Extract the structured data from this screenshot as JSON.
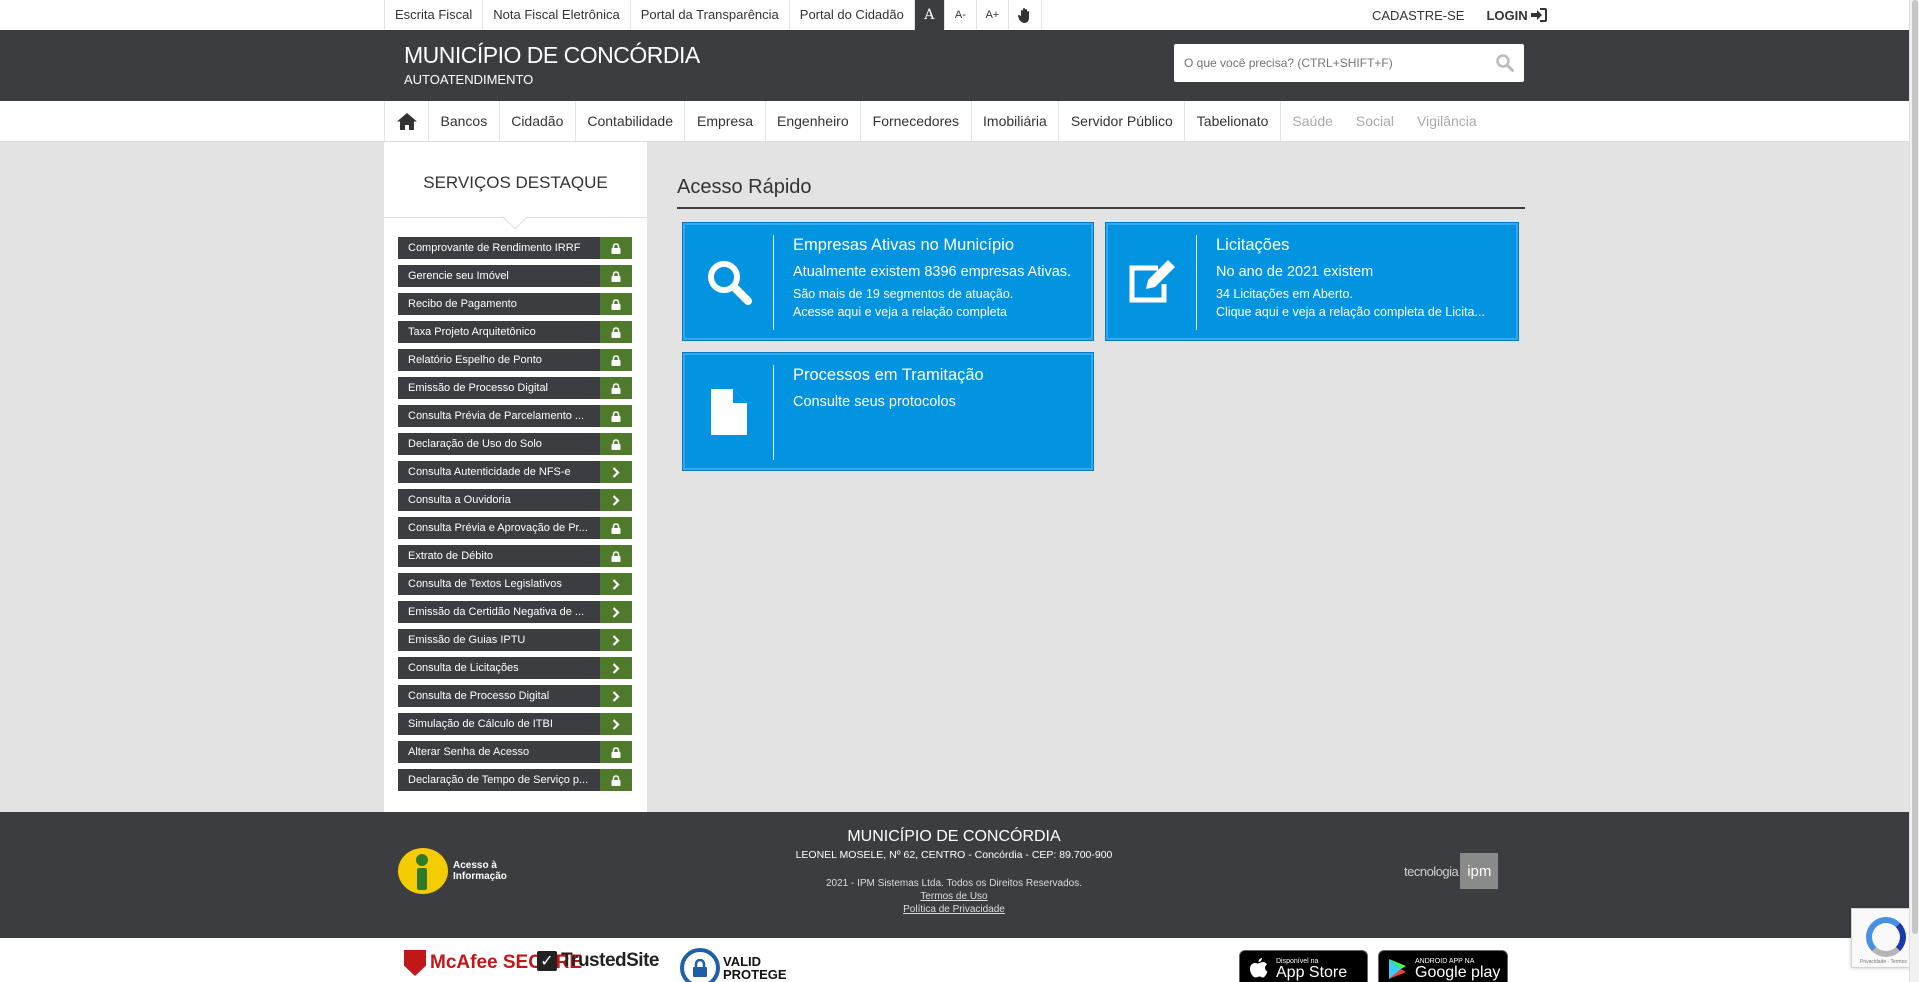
{
  "topbar": {
    "links": [
      "Escrita Fiscal",
      "Nota Fiscal Eletrônica",
      "Portal da Transparência",
      "Portal do Cidadão"
    ],
    "font_normal": "A",
    "font_decrease": "A-",
    "font_increase": "A+",
    "register": "CADASTRE-SE",
    "login": "LOGIN"
  },
  "header": {
    "title": "MUNICÍPIO DE CONCÓRDIA",
    "subtitle": "AUTOATENDIMENTO",
    "search_placeholder": "O que você precisa? (CTRL+SHIFT+F)"
  },
  "nav": {
    "items": [
      "Bancos",
      "Cidadão",
      "Contabilidade",
      "Empresa",
      "Engenheiro",
      "Fornecedores",
      "Imobiliária",
      "Servidor Público",
      "Tabelionato"
    ],
    "disabled_items": [
      "Saúde",
      "Social",
      "Vigilância"
    ]
  },
  "sidebar": {
    "title": "SERVIÇOS DESTAQUE",
    "items": [
      {
        "label": "Comprovante de Rendimento IRRF",
        "icon": "lock-icon"
      },
      {
        "label": "Gerencie seu Imóvel",
        "icon": "lock-icon"
      },
      {
        "label": "Recibo de Pagamento",
        "icon": "lock-icon"
      },
      {
        "label": "Taxa Projeto Arquitetônico",
        "icon": "lock-icon"
      },
      {
        "label": "Relatório Espelho de Ponto",
        "icon": "lock-icon"
      },
      {
        "label": "Emissão de Processo Digital",
        "icon": "lock-icon"
      },
      {
        "label": "Consulta Prévia de Parcelamento ...",
        "icon": "lock-icon"
      },
      {
        "label": "Declaração de Uso do Solo",
        "icon": "lock-icon"
      },
      {
        "label": "Consulta Autenticidade de NFS-e",
        "icon": "chevron-right-icon"
      },
      {
        "label": "Consulta a Ouvidoria",
        "icon": "chevron-right-icon"
      },
      {
        "label": "Consulta Prévia e Aprovação de Pr...",
        "icon": "lock-icon"
      },
      {
        "label": "Extrato de Débito",
        "icon": "lock-icon"
      },
      {
        "label": "Consulta de Textos Legislativos",
        "icon": "chevron-right-icon"
      },
      {
        "label": "Emissão da Certidão Negativa de ...",
        "icon": "chevron-right-icon"
      },
      {
        "label": "Emissão de Guias IPTU",
        "icon": "chevron-right-icon"
      },
      {
        "label": "Consulta de Licitações",
        "icon": "chevron-right-icon"
      },
      {
        "label": "Consulta de Processo Digital",
        "icon": "chevron-right-icon"
      },
      {
        "label": "Simulação de Cálculo de ITBI",
        "icon": "chevron-right-icon"
      },
      {
        "label": "Alterar Senha de Acesso",
        "icon": "lock-icon"
      },
      {
        "label": "Declaração de Tempo de Serviço p...",
        "icon": "lock-icon"
      }
    ]
  },
  "main": {
    "title": "Acesso Rápido",
    "cards": [
      {
        "title": "Empresas Ativas no Município",
        "lead": "Atualmente existem 8396 empresas Ativas.",
        "line1": "São mais de 19 segmentos de atuação.",
        "line2": "Acesse aqui e veja a relação completa",
        "icon": "search-icon"
      },
      {
        "title": "Licitações",
        "lead": "No ano de 2021 existem",
        "line1": "34 Licitações em Aberto.",
        "line2": "Clique aqui e veja a relação completa de Licita...",
        "icon": "edit-icon"
      },
      {
        "title": "Processos em Tramitação",
        "lead": "Consulte seus protocolos",
        "line1": "",
        "line2": "",
        "icon": "file-icon"
      }
    ]
  },
  "footer": {
    "access_info": "Acesso à Informação",
    "title": "MUNICÍPIO DE CONCÓRDIA",
    "address": "LEONEL MOSELE, Nº 62, CENTRO - Concórdia - CEP: 89.700-900",
    "copyright": "2021 - IPM Sistemas Ltda. Todos os Direitos Reservados.",
    "terms": "Termos de Uso",
    "privacy": "Política de Privacidade",
    "tech": "tecnologia",
    "ipm": "ipm"
  },
  "badges": {
    "mcafee": "McAfee SECURE",
    "trusted": "TrustedSite",
    "valid_line1": "VALID",
    "valid_line2": "PROTEGE",
    "appstore_small": "Disponível na",
    "appstore_big": "App Store",
    "gplay_small": "ANDROID APP NA",
    "gplay_big": "Google play",
    "recaptcha": "Privacidade - Termos"
  },
  "colors": {
    "header_bg": "#3c3d41",
    "card_blue": "#0293e1",
    "sidebar_icon_green": "#4f7a2b"
  }
}
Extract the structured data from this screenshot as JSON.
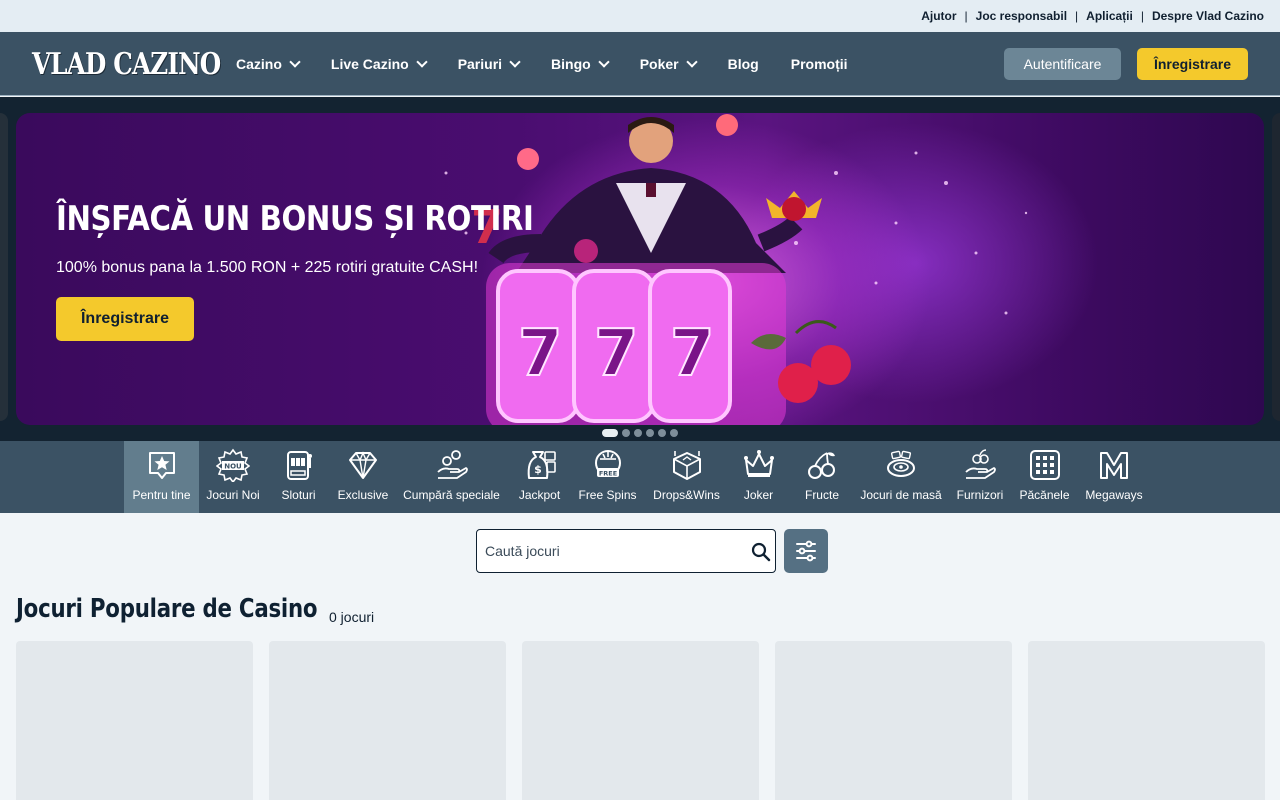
{
  "topbar": {
    "links": [
      "Ajutor",
      "Joc responsabil",
      "Aplicații",
      "Despre Vlad Cazino"
    ],
    "separator": "|"
  },
  "header": {
    "logo_text": "VLAD CAZINO",
    "nav": [
      {
        "label": "Cazino",
        "has_dropdown": true
      },
      {
        "label": "Live Cazino",
        "has_dropdown": true
      },
      {
        "label": "Pariuri",
        "has_dropdown": true
      },
      {
        "label": "Bingo",
        "has_dropdown": true
      },
      {
        "label": "Poker",
        "has_dropdown": true
      },
      {
        "label": "Blog",
        "has_dropdown": false
      },
      {
        "label": "Promoții",
        "has_dropdown": false
      }
    ],
    "login_label": "Autentificare",
    "register_label": "Înregistrare"
  },
  "hero": {
    "title": "ÎNȘFACĂ UN BONUS ȘI ROTIRI",
    "subtitle": "100% bonus pana la 1.500 RON + 225 rotiri gratuite CASH!",
    "cta_label": "Înregistrare",
    "slides": 6,
    "active_slide": 1
  },
  "categories": [
    {
      "label": "Pentru tine",
      "icon": "star-badge-icon",
      "active": true
    },
    {
      "label": "Jocuri Noi",
      "icon": "new-badge-icon",
      "badge_text": "NOU"
    },
    {
      "label": "Sloturi",
      "icon": "slot-machine-icon"
    },
    {
      "label": "Exclusive",
      "icon": "diamond-icon"
    },
    {
      "label": "Cumpără speciale",
      "icon": "coins-hand-icon"
    },
    {
      "label": "Jackpot",
      "icon": "money-bag-icon"
    },
    {
      "label": "Free Spins",
      "icon": "free-spins-icon",
      "badge_text": "FREE"
    },
    {
      "label": "Drops&Wins",
      "icon": "gift-box-icon"
    },
    {
      "label": "Joker",
      "icon": "jester-hat-icon"
    },
    {
      "label": "Fructe",
      "icon": "cherries-icon"
    },
    {
      "label": "Jocuri de masă",
      "icon": "roulette-icon"
    },
    {
      "label": "Furnizori",
      "icon": "provider-hand-icon"
    },
    {
      "label": "Păcănele",
      "icon": "grid-icon"
    },
    {
      "label": "Megaways",
      "icon": "megaways-icon"
    }
  ],
  "search": {
    "placeholder": "Caută jocuri",
    "value": ""
  },
  "section": {
    "title": "Jocuri Populare de Casino",
    "count_label": "0 jocuri"
  },
  "colors": {
    "header_bg": "#3b5264",
    "accent_yellow": "#f4c92c",
    "topbar_bg": "#e4edf3",
    "page_bg": "#f1f5f8",
    "card_placeholder": "#e3e8ec"
  }
}
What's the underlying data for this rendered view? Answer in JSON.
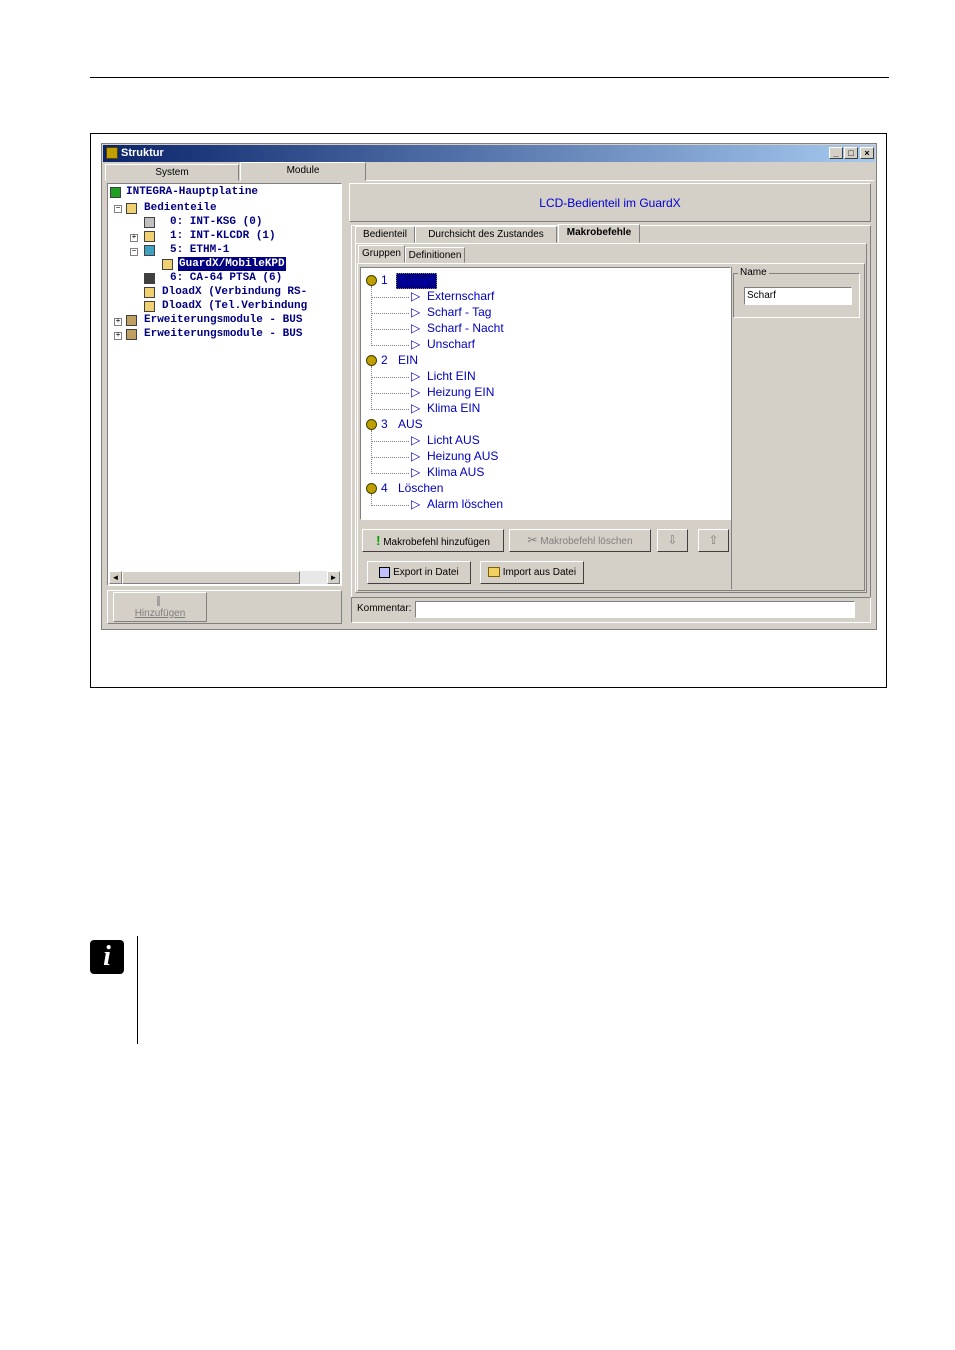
{
  "window": {
    "title": "Struktur",
    "controls": {
      "minimize": "_",
      "maximize": "□",
      "close": "×"
    }
  },
  "main_tabs": [
    {
      "label": "System"
    },
    {
      "label": "Module"
    }
  ],
  "tree": {
    "items": [
      {
        "label": "INTEGRA-Hauptplatine"
      },
      {
        "label": "Bedienteile"
      },
      {
        "label": "0: INT-KSG     (0)"
      },
      {
        "label": "1: INT-KLCDR   (1)"
      },
      {
        "label": "5: ETHM-1"
      },
      {
        "label": "GuardX/MobileKPD"
      },
      {
        "label": "6: CA-64 PTSA  (6)"
      },
      {
        "label": "DloadX (Verbindung RS-"
      },
      {
        "label": "DloadX (Tel.Verbindung"
      },
      {
        "label": "Erweiterungsmodule - BUS"
      },
      {
        "label": "Erweiterungsmodule - BUS"
      }
    ],
    "add_button": "Hinzufügen"
  },
  "header": {
    "title": "LCD-Bedienteil im GuardX"
  },
  "sub_tabs": [
    {
      "label": "Bedienteil"
    },
    {
      "label": "Durchsicht des Zustandes"
    },
    {
      "label": "Makrobefehle"
    }
  ],
  "inner_tabs": [
    {
      "label": "Gruppen"
    },
    {
      "label": "Definitionen"
    }
  ],
  "groups": [
    {
      "num": "1",
      "name": "Scharf",
      "macros": [
        "Externscharf",
        "Scharf - Tag",
        "Scharf - Nacht",
        "Unscharf"
      ]
    },
    {
      "num": "2",
      "name": "EIN",
      "macros": [
        "Licht EIN",
        "Heizung EIN",
        "Klima EIN"
      ]
    },
    {
      "num": "3",
      "name": "AUS",
      "macros": [
        "Licht AUS",
        "Heizung AUS",
        "Klima AUS"
      ]
    },
    {
      "num": "4",
      "name": "Löschen",
      "macros": [
        "Alarm löschen"
      ]
    }
  ],
  "name_box": {
    "label": "Name",
    "value": "Scharf"
  },
  "buttons": {
    "add_macro": "Makrobefehl hinzufügen",
    "delete_macro": "Makrobefehl löschen",
    "down": "⇩",
    "up": "⇧",
    "export": "Export in Datei",
    "import": "Import aus Datei"
  },
  "comment": {
    "label": "Kommentar:",
    "value": ""
  }
}
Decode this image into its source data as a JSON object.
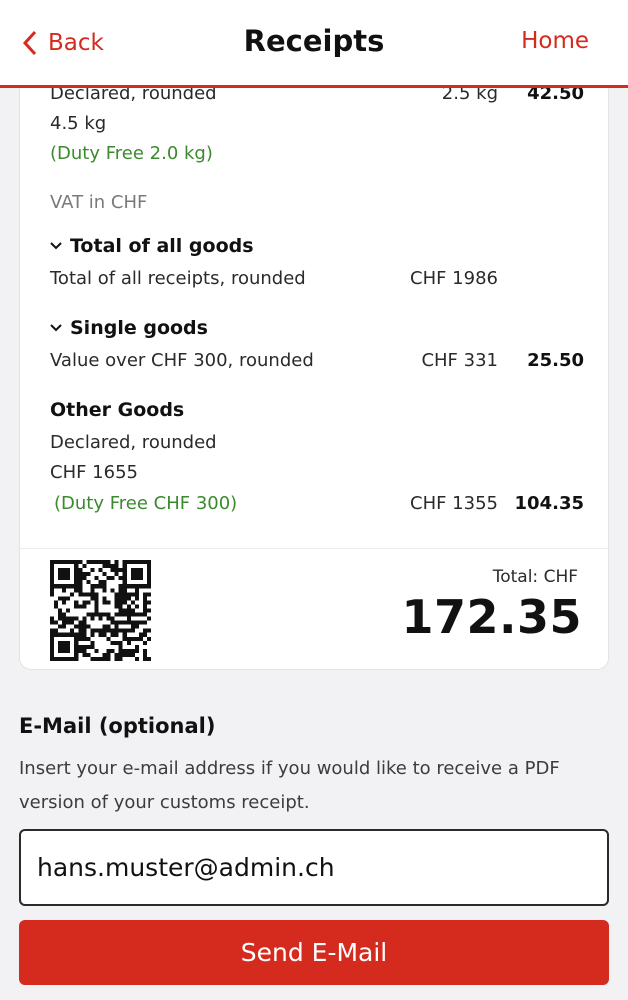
{
  "header": {
    "back_label": "Back",
    "title": "Receipts",
    "home_label": "Home"
  },
  "receipt": {
    "weight_section": {
      "declared_label": "Declared, rounded",
      "weight_value": "4.5 kg",
      "duty_free": "(Duty Free 2.0 kg)",
      "taxable_amount": "2.5 kg",
      "duty": "42.50"
    },
    "vat_label": "VAT in CHF",
    "total_all_goods": {
      "heading": "Total of all goods",
      "label": "Total of all receipts, rounded",
      "amount": "CHF 1986"
    },
    "single_goods": {
      "heading": "Single goods",
      "label": "Value over CHF 300, rounded",
      "amount": "CHF 331",
      "duty": "25.50"
    },
    "other_goods": {
      "heading": "Other Goods",
      "declared_label": "Declared, rounded",
      "declared_value": "CHF 1655",
      "duty_free": "(Duty Free CHF 300)",
      "taxable_amount": "CHF 1355",
      "duty": "104.35"
    },
    "total": {
      "label": "Total: CHF",
      "value": "172.35"
    }
  },
  "email": {
    "heading": "E-Mail (optional)",
    "help_text": "Insert your e-mail address if you would like to receive a PDF version of your customs receipt.",
    "value": "hans.muster@admin.ch",
    "send_label": "Send E-Mail"
  },
  "colors": {
    "accent": "#d52b1e",
    "duty_free_green": "#3b8a2e"
  },
  "icons": {
    "back": "chevron-left-icon",
    "expand": "chevron-down-icon",
    "qr": "qr-code-icon"
  }
}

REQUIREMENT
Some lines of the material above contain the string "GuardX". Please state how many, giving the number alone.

OUTPUT
2